== Problem to work on ==
Line by line, give the data again exactly as it appears, but without pictures.

======== Dataset records ========

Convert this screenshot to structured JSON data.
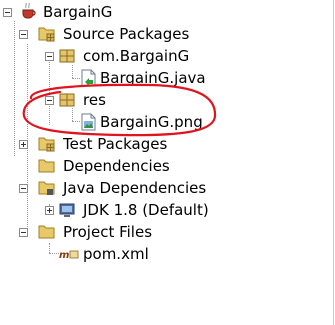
{
  "tree": {
    "root": {
      "label": "BargainG",
      "icon": "coffee-cup-project-icon"
    },
    "source_packages": {
      "label": "Source Packages",
      "icon": "package-folder-icon"
    },
    "pkg_bargaing": {
      "label": "com.BargainG",
      "icon": "package-icon"
    },
    "file_java": {
      "label": "BargainG.java",
      "icon": "java-file-icon"
    },
    "pkg_res": {
      "label": "res",
      "icon": "package-icon"
    },
    "file_png": {
      "label": "BargainG.png",
      "icon": "image-file-icon"
    },
    "test_packages": {
      "label": "Test Packages",
      "icon": "package-folder-icon"
    },
    "dependencies": {
      "label": "Dependencies",
      "icon": "folder-icon"
    },
    "java_dependencies": {
      "label": "Java Dependencies",
      "icon": "folder-icon"
    },
    "jdk": {
      "label": "JDK 1.8 (Default)",
      "icon": "jdk-icon"
    },
    "project_files": {
      "label": "Project Files",
      "icon": "folder-icon"
    },
    "pom": {
      "label": "pom.xml",
      "icon": "maven-icon"
    }
  },
  "annotation": {
    "color": "#e0141e"
  },
  "colors": {
    "selection_outline": "#e0141e",
    "folder": "#e8c96a",
    "package": "#d9b25c"
  }
}
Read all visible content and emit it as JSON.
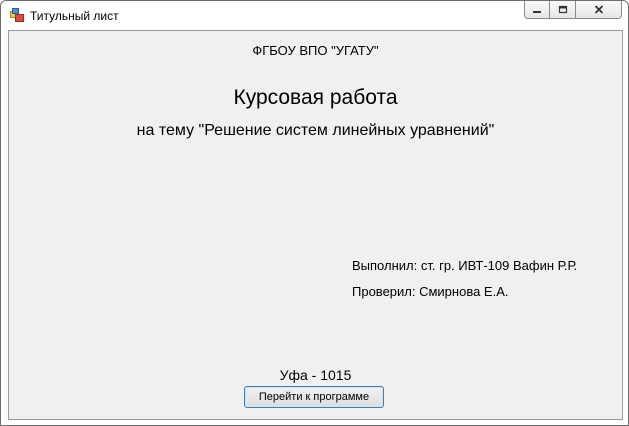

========

== Solution to this problem ==
Convert this screenshot to structured JSON data.
{
  "tree": {
    "root": {
      "label": "BargainG",
      "icon": "coffee-cup-project-icon"
    },
    "source_packages": {
      "label": "Source Packages",
      "icon": "package-folder-icon"
    },
    "pkg_bargaing": {
      "label": "com.BargainG",
      "icon": "package-icon"
    },
    "file_java": {
      "label": "BargainG.java",
      "icon": "java-file-icon"
    },
    "pkg_res": {
      "label": "res",
      "icon": "package-icon"
    },
    "file_png": {
      "label": "BargainG.png",
      "icon": "image-file-icon"
    },
    "test_packages": {
      "label": "Test Packages",
      "icon": "package-folder-icon"
    },
    "dependencies": {
      "label": "Dependencies",
      "icon": "folder-icon"
    },
    "java_dependencies": {
      "label": "Java Dependencies",
      "icon": "folder-icon"
    },
    "jdk": {
      "label": "JDK 1.8 (Default)",
      "icon": "jdk-icon"
    },
    "project_files": {
      "label": "Project Files",
      "icon": "folder-icon"
    },
    "pom": {
      "label": "pom.xml",
      "icon": "maven-icon"
    }
  },
  "annotation": {
    "color": "#e0141e"
  },
  "colors": {
    "selection_outline": "#e0141e",
    "folder": "#e8c96a",
    "package": "#d9b25c"
  }
}
Read all visible content and emit it as JSON.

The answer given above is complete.